++++ Information ++++

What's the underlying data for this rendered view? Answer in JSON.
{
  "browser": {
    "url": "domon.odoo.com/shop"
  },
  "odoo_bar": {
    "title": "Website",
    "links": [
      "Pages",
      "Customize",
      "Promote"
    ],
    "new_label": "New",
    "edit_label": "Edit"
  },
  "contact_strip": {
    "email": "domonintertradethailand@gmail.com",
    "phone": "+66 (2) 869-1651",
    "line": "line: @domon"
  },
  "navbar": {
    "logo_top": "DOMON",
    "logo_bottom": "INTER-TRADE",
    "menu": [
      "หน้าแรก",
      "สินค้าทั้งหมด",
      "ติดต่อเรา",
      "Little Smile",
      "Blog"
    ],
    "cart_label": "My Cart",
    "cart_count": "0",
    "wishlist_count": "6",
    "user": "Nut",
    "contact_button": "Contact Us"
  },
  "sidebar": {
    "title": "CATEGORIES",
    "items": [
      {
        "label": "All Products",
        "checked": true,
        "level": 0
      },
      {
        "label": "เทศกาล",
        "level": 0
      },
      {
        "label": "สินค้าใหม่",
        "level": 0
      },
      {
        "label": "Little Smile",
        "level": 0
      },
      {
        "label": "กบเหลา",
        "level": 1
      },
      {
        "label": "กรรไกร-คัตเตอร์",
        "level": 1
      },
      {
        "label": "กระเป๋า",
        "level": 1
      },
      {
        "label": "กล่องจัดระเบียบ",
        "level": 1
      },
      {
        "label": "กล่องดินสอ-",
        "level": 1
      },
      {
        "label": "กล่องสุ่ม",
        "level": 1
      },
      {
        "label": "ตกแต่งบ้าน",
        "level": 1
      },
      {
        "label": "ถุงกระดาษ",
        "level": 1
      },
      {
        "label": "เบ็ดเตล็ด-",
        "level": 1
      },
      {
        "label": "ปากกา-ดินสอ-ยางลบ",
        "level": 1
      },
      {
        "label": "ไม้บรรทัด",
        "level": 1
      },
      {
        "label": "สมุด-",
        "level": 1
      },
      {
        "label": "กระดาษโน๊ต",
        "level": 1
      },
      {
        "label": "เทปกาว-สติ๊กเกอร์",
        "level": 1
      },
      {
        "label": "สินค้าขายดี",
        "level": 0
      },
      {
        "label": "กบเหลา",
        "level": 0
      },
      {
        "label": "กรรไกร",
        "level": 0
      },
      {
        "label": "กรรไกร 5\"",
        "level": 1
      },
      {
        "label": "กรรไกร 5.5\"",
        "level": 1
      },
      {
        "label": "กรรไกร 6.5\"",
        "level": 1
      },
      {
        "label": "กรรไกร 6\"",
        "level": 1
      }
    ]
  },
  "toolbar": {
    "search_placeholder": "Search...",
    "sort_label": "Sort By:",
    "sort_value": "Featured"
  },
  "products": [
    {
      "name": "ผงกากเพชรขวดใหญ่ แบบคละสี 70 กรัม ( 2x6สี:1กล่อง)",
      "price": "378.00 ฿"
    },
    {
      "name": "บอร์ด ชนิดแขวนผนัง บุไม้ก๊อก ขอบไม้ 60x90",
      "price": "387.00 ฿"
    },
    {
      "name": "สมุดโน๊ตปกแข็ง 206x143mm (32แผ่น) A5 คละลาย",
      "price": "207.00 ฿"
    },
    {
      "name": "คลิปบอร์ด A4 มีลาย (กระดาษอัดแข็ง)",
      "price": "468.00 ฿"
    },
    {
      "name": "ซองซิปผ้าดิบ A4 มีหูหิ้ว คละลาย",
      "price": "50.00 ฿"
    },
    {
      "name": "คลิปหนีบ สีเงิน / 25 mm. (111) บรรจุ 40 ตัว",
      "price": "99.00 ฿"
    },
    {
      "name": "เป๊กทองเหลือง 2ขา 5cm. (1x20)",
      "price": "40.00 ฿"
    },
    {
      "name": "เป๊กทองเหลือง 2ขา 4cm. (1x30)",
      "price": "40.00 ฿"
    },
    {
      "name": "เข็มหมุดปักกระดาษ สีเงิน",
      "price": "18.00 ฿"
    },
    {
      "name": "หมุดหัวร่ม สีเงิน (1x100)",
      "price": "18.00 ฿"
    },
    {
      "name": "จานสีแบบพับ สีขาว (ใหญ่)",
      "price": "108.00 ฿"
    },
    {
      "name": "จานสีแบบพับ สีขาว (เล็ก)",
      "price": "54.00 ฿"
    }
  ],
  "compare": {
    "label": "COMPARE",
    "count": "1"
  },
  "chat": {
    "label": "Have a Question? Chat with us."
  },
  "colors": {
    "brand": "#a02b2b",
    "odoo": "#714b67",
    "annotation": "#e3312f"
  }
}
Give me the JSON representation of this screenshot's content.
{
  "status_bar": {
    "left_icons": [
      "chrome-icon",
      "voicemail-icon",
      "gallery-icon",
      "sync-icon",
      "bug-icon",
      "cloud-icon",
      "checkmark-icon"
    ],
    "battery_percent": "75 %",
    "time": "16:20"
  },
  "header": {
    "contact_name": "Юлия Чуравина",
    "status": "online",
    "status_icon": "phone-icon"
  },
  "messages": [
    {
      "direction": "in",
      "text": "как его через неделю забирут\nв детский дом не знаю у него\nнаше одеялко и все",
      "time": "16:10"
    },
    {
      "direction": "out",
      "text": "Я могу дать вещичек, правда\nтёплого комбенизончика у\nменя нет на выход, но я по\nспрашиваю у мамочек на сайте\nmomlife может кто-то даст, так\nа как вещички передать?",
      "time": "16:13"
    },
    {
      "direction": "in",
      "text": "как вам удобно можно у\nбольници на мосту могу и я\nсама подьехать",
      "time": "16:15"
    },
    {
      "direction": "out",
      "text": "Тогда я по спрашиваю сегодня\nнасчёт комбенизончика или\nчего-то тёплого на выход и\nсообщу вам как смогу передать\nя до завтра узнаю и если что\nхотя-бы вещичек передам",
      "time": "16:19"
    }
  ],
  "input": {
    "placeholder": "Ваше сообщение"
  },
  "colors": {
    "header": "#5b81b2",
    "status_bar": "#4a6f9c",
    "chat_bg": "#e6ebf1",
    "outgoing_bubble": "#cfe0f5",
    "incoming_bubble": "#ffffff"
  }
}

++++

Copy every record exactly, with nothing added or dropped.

What's the underlying data for this rendered view? Answer in JSON.
{
  "browser": {
    "url": "domon.odoo.com/shop"
  },
  "odoo_bar": {
    "title": "Website",
    "links": [
      "Pages",
      "Customize",
      "Promote"
    ],
    "new_label": "New",
    "edit_label": "Edit"
  },
  "contact_strip": {
    "email": "domonintertradethailand@gmail.com",
    "phone": "+66 (2) 869-1651",
    "line": "line: @domon"
  },
  "navbar": {
    "logo_top": "DOMON",
    "logo_bottom": "INTER-TRADE",
    "menu": [
      "หน้าแรก",
      "สินค้าทั้งหมด",
      "ติดต่อเรา",
      "Little Smile",
      "Blog"
    ],
    "cart_label": "My Cart",
    "cart_count": "0",
    "wishlist_count": "6",
    "user": "Nut",
    "contact_button": "Contact Us"
  },
  "sidebar": {
    "title": "CATEGORIES",
    "items": [
      {
        "label": "All Products",
        "checked": true,
        "level": 0
      },
      {
        "label": "เทศกาล",
        "level": 0
      },
      {
        "label": "สินค้าใหม่",
        "level": 0
      },
      {
        "label": "Little Smile",
        "level": 0
      },
      {
        "label": "กบเหลา",
        "level": 1
      },
      {
        "label": "กรรไกร-คัตเตอร์",
        "level": 1
      },
      {
        "label": "กระเป๋า",
        "level": 1
      },
      {
        "label": "กล่องจัดระเบียบ",
        "level": 1
      },
      {
        "label": "กล่องดินสอ-",
        "level": 1
      },
      {
        "label": "กล่องสุ่ม",
        "level": 1
      },
      {
        "label": "ตกแต่งบ้าน",
        "level": 1
      },
      {
        "label": "ถุงกระดาษ",
        "level": 1
      },
      {
        "label": "เบ็ดเตล็ด-",
        "level": 1
      },
      {
        "label": "ปากกา-ดินสอ-ยางลบ",
        "level": 1
      },
      {
        "label": "ไม้บรรทัด",
        "level": 1
      },
      {
        "label": "สมุด-",
        "level": 1
      },
      {
        "label": "กระดาษโน๊ต",
        "level": 1
      },
      {
        "label": "เทปกาว-สติ๊กเกอร์",
        "level": 1
      },
      {
        "label": "สินค้าขายดี",
        "level": 0
      },
      {
        "label": "กบเหลา",
        "level": 0
      },
      {
        "label": "กรรไกร",
        "level": 0
      },
      {
        "label": "กรรไกร 5\"",
        "level": 1
      },
      {
        "label": "กรรไกร 5.5\"",
        "level": 1
      },
      {
        "label": "กรรไกร 6.5\"",
        "level": 1
      },
      {
        "label": "กรรไกร 6\"",
        "level": 1
      }
    ]
  },
  "toolbar": {
    "search_placeholder": "Search...",
    "sort_label": "Sort By:",
    "sort_value": "Featured"
  },
  "products": [
    {
      "name": "ผงกากเพชรขวดใหญ่ แบบคละสี 70 กรัม ( 2x6สี:1กล่อง)",
      "price": "378.00 ฿"
    },
    {
      "name": "บอร์ด ชนิดแขวนผนัง บุไม้ก๊อก ขอบไม้ 60x90",
      "price": "387.00 ฿"
    },
    {
      "name": "สมุดโน๊ตปกแข็ง 206x143mm (32แผ่น) A5 คละลาย",
      "price": "207.00 ฿"
    },
    {
      "name": "คลิปบอร์ด A4 มีลาย (กระดาษอัดแข็ง)",
      "price": "468.00 ฿"
    },
    {
      "name": "ซองซิปผ้าดิบ A4 มีหูหิ้ว คละลาย",
      "price": "50.00 ฿"
    },
    {
      "name": "คลิปหนีบ สีเงิน / 25 mm. (111) บรรจุ 40 ตัว",
      "price": "99.00 ฿"
    },
    {
      "name": "เป๊กทองเหลือง 2ขา 5cm. (1x20)",
      "price": "40.00 ฿"
    },
    {
      "name": "เป๊กทองเหลือง 2ขา 4cm. (1x30)",
      "price": "40.00 ฿"
    },
    {
      "name": "เข็มหมุดปักกระดาษ สีเงิน",
      "price": "18.00 ฿"
    },
    {
      "name": "หมุดหัวร่ม สีเงิน (1x100)",
      "price": "18.00 ฿"
    },
    {
      "name": "จานสีแบบพับ สีขาว (ใหญ่)",
      "price": "108.00 ฿"
    },
    {
      "name": "จานสีแบบพับ สีขาว (เล็ก)",
      "price": "54.00 ฿"
    }
  ],
  "compare": {
    "label": "COMPARE",
    "count": "1"
  },
  "chat": {
    "label": "Have a Question? Chat with us."
  },
  "colors": {
    "brand": "#a02b2b",
    "odoo": "#714b67",
    "annotation": "#e3312f"
  }
}
Give me the JSON representation of this screenshot's content.
{
  "status_bar": {
    "left_icons": [
      "chrome-icon",
      "voicemail-icon",
      "gallery-icon",
      "sync-icon",
      "bug-icon",
      "cloud-icon",
      "checkmark-icon"
    ],
    "battery_percent": "75 %",
    "time": "16:20"
  },
  "header": {
    "contact_name": "Юлия Чуравина",
    "status": "online",
    "status_icon": "phone-icon"
  },
  "messages": [
    {
      "direction": "in",
      "text": "как его через неделю забирут\nв детский дом не знаю у него\nнаше одеялко и все",
      "time": "16:10"
    },
    {
      "direction": "out",
      "text": "Я могу дать вещичек, правда\nтёплого комбенизончика у\nменя нет на выход, но я по\nспрашиваю у мамочек на сайте\nmomlife может кто-то даст, так\nа как вещички передать?",
      "time": "16:13"
    },
    {
      "direction": "in",
      "text": "как вам удобно можно у\nбольници на мосту могу и я\nсама подьехать",
      "time": "16:15"
    },
    {
      "direction": "out",
      "text": "Тогда я по спрашиваю сегодня\nнасчёт комбенизончика или\nчего-то тёплого на выход и\nсообщу вам как смогу передать\nя до завтра узнаю и если что\nхотя-бы вещичек передам",
      "time": "16:19"
    }
  ],
  "input": {
    "placeholder": "Ваше сообщение"
  },
  "colors": {
    "header": "#5b81b2",
    "status_bar": "#4a6f9c",
    "chat_bg": "#e6ebf1",
    "outgoing_bubble": "#cfe0f5",
    "incoming_bubble": "#ffffff"
  }
}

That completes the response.